Your answer must be a word-for-word copy of the listing below, minus its pictures.

+ + +

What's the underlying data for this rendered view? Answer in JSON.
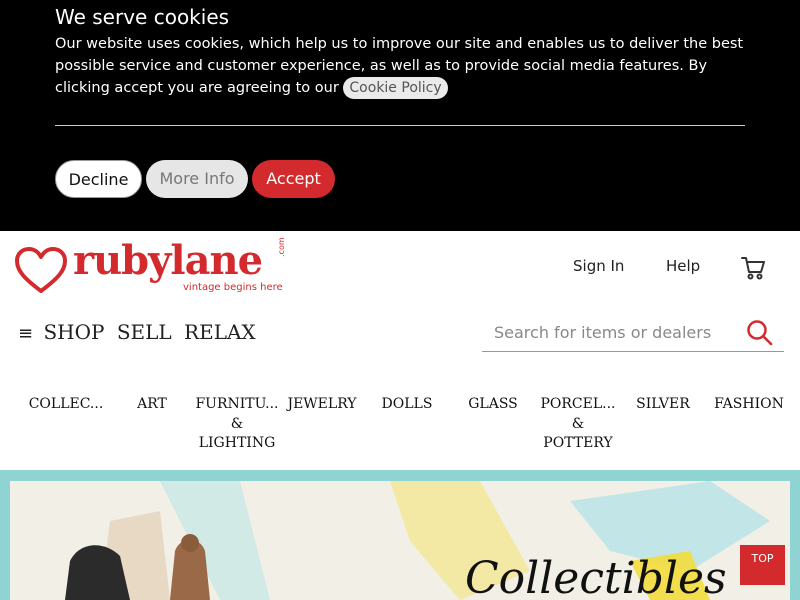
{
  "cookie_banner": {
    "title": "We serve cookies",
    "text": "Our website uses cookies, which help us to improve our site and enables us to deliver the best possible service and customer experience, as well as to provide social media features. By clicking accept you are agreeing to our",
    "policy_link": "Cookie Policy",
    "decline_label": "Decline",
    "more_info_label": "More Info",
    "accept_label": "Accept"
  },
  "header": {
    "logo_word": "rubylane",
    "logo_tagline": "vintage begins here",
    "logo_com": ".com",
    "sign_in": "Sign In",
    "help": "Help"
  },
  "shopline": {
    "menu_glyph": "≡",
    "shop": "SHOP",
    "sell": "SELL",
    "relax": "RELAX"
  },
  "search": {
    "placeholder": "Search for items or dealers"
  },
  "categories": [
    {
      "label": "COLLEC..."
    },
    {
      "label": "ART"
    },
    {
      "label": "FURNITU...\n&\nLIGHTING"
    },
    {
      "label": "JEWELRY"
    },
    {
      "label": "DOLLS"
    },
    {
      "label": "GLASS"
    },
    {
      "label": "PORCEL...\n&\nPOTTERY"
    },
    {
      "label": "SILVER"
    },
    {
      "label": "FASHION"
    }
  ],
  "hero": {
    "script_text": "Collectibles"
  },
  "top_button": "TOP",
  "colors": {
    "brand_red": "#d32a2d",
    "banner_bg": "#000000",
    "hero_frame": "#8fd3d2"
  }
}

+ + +

- Result of this task:
What's the underlying data for this rendered view? Answer in JSON.
{
  "cookie_banner": {
    "title": "We serve cookies",
    "text": "Our website uses cookies, which help us to improve our site and enables us to deliver the best possible service and customer experience, as well as to provide social media features. By clicking accept you are agreeing to our",
    "policy_link": "Cookie Policy",
    "decline_label": "Decline",
    "more_info_label": "More Info",
    "accept_label": "Accept"
  },
  "header": {
    "logo_word": "rubylane",
    "logo_tagline": "vintage begins here",
    "logo_com": ".com",
    "sign_in": "Sign In",
    "help": "Help"
  },
  "shopline": {
    "menu_glyph": "≡",
    "shop": "SHOP",
    "sell": "SELL",
    "relax": "RELAX"
  },
  "search": {
    "placeholder": "Search for items or dealers"
  },
  "categories": [
    {
      "label": "COLLEC..."
    },
    {
      "label": "ART"
    },
    {
      "label": "FURNITU...\n&\nLIGHTING"
    },
    {
      "label": "JEWELRY"
    },
    {
      "label": "DOLLS"
    },
    {
      "label": "GLASS"
    },
    {
      "label": "PORCEL...\n&\nPOTTERY"
    },
    {
      "label": "SILVER"
    },
    {
      "label": "FASHION"
    }
  ],
  "hero": {
    "script_text": "Collectibles"
  },
  "top_button": "TOP",
  "colors": {
    "brand_red": "#d32a2d",
    "banner_bg": "#000000",
    "hero_frame": "#8fd3d2"
  }
}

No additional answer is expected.